This app is far from a popular app. It wasn’t a much anticipated sequel. It was just a free app that one of my friends found and shared. This brings forth three points:

  • True, it is unlikely that a small group of people can put this app on the Top Apps chart in iTunes. The app had a golden coin system used to decorate your scoop of ice cream (ridiculous, I know) and the option to buy more coins with actual money. I am positive and have been told by my friends that they will not buy anything for this app. Not only will it not be popular, but the developer will be unlikely to make a lot of money. It only decorated your scoop and did not provide any boosts to get a higher score. (I believe the latter case might make my friends more likely to buy stuff to get a better score, but this is a slim chance.)

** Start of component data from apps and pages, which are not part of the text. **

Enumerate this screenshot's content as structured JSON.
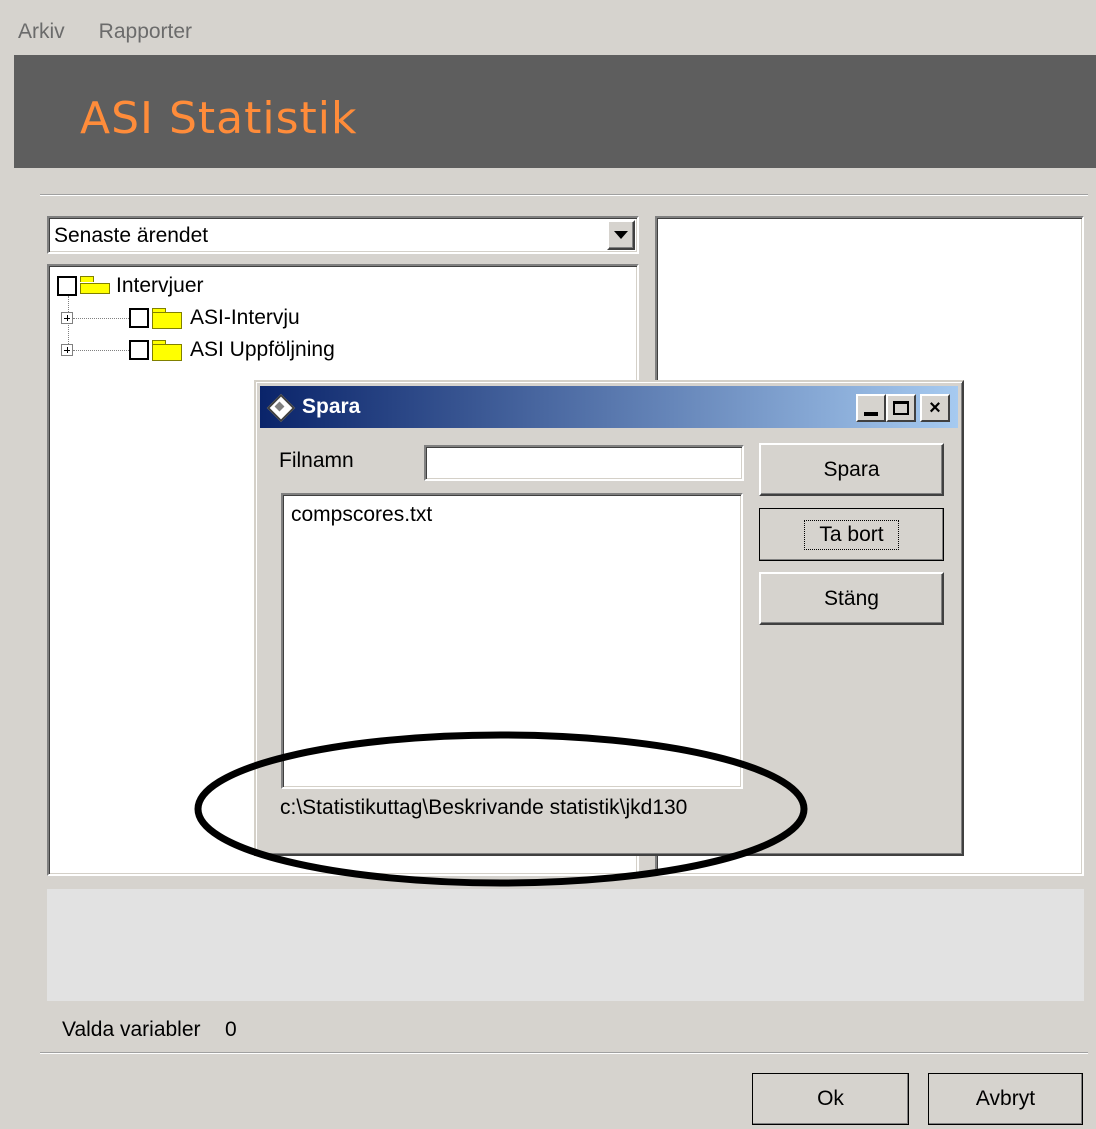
{
  "menu": {
    "items": [
      "Arkiv",
      "Rapporter"
    ]
  },
  "banner": {
    "title": "ASI Statistik"
  },
  "combo": {
    "value": "Senaste ärendet"
  },
  "tree": {
    "root": "Intervjuer",
    "children": [
      "ASI-Intervju",
      "ASI Uppföljning"
    ]
  },
  "status": {
    "valda_label": "Valda variabler",
    "valda_count": "0"
  },
  "buttons": {
    "ok": "Ok",
    "avbryt": "Avbryt"
  },
  "dialog": {
    "title": "Spara",
    "filnamn_label": "Filnamn",
    "filnamn_value": "",
    "files": [
      "compscores.txt"
    ],
    "path": "c:\\Statistikuttag\\Beskrivande statistik\\jkd130",
    "spara_label": "Spara",
    "tabort_label": "Ta bort",
    "stang_label": "Stäng",
    "min_symbol": "_",
    "close_symbol": "×"
  },
  "colors": {
    "banner_bg": "#5e5e5e",
    "banner_text": "#ff8c3a",
    "titlebar_start": "#0a246a",
    "titlebar_end": "#a6caf0"
  }
}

  • Despite the points mentioned above, it idealistically affirms the dream of the app developer. There is still a slim possibility for a single developer to make a quality app and get noticed out there. Note that I said quality. Despite the app being simplistic, there are no bugs whatsoever, sluggishness (even on a 4th-generation iPod touch or iPhones 3GS) and the player is not nagged to buy upgrades. This particular app has 4.5 score out of 540 reviews. I believe developers like these are not just in it to make money, but believe in making a good quality product.
  • The last point is the first point I made in this article: technology is a social affair that is best spent in the company of others. My friends had a few laughs about the app involved around bragging rights. It all begins with finding an app and sharing it to see if the other person could do better. It provided a point of conversation that distracted us from the hustle and bustle/stress of a student’s life. The app will eventually get boring and we will likely find a new app and the cycle will continue.

Just my two cents which I wanted to share. Any similar experiences?